Thursday, 30 April 2009

Screenplay structure

After an interesting post and discussion over at Lucy's place about getting across 'the desert' of Act II, I thought I'd post some notes from a lecture on structure that I found very useful. It was very brief, but it gave me a useful template for laying out the structure of a screenplay.

Right, let's say you're working in the three-act structure and you've got an idea of what the turning points in your script are going to be: so, schematically, it looks a bit like this:

To break up that nasty gap in Act II - which could amount to an hour of screentime, add a midway turning point, to create four 'acts':

Next, you divide each of those segments in two, to create eight parts of the story.

While they won't all be exactly equal in length, they'll probably each run to 10-15 minutes for a feature-length script.

Knowing roughly the story you want to tell, you should now apply an 'emotional colour' to each of these chunks. It can be as little as one word; ambition, setback, disappointment etc.

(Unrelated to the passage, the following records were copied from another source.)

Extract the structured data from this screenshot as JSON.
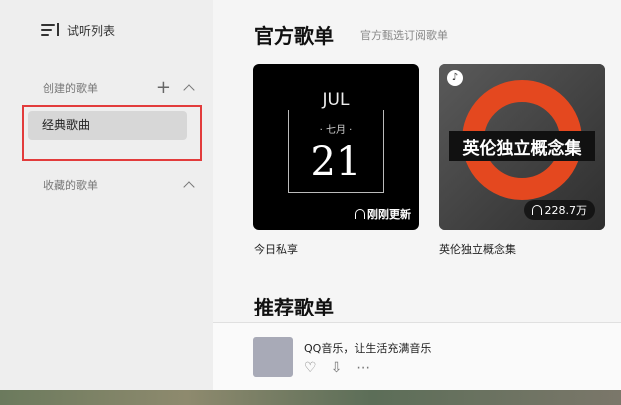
{
  "sidebar": {
    "listen_list_label": "试听列表",
    "created_section": "创建的歌单",
    "created_items": [
      "经典歌曲"
    ],
    "collected_section": "收藏的歌单"
  },
  "main": {
    "official_title": "官方歌单",
    "official_subtitle": "官方甄选订阅歌单",
    "cards": [
      {
        "name": "今日私享",
        "month": "JUL",
        "cn_month": "· 七月 ·",
        "day": "21",
        "badge": "刚刚更新"
      },
      {
        "name": "英伦独立概念集",
        "cover_text": "英伦独立概念集",
        "play_count": "228.7万"
      }
    ],
    "recommend_title": "推荐歌单",
    "song_row": {
      "text": "QQ音乐，让生活充满音乐"
    }
  },
  "colors": {
    "highlight": "#e23b3b",
    "ring": "#e4481f"
  }
}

You can then use these to take the audience with you emotionally, inserting drivers that will create a series of rises and falls in the way designers engineer a rollercoaster; they know exactly how to measure the movement to maximise the effect of the ride.

This process also keeps the characters' (and the audience's) emotional state at the front of your mind throughout. A writer needs to know how to get under the audience's skin and which buttons to press.

Having drawn that emotional roadmap, you then divide each of the eight segments into five sections, to create 40 building blocks for your script. That's now a framework into which you can drop actual events, until the story begins to lock into place.

I know it sounds very simplistic, and some people have their own issues with the notion of three-act structure, but I found this approach enormously helpful when I started Foot Soldiers, my first post-MA script.

The script is about an alienated bloke who gets sucked into a world of militant pedestrian direct action. The eight 'emotional colours' I came up with were:
  • isolation/frustration
  • breakthrough/connection/friendship
  • belonging/inclusion/one of the gang
  • sense of purpose
  • loss of control
  • attempt to regain control
  • flight/need for survival
  • confrontation/fight to the death
If you know a bit about your characters and the type of story you want to tell, then even cues as brief as these will start to suggest events and situations.


Robin Kelly said...

That really is very useful. Thanks for posting.

Lucy said...

Interesting stuff and a good alternative to the "walls" notion... Nice one, Tom.

Anonymous said...

Paul Gulino's book on the sequence approach to screenwriting is a terrific resource with basically the same idea, although your visual presentation of it is beautifully simple, and the notion that you attach an emotion to each sequence I haven't seen before and yet your demonstration has prompted a 'yes, of course' moment. Good ideas love to be recognised.

Tom Murphy said...

I should of course give full credit to David Hanson, who gave the lecture

the daily screenwriter said...

Sounds really useful. Think I'll try the eight sequences idea (though dividing each one up into five is a step too far for me) - but eight separate blocks sounds a whole lot more manageable than three acts!

Laura Anderson said...

Very interesting Tom, thanks for sharing. I may give this a shot!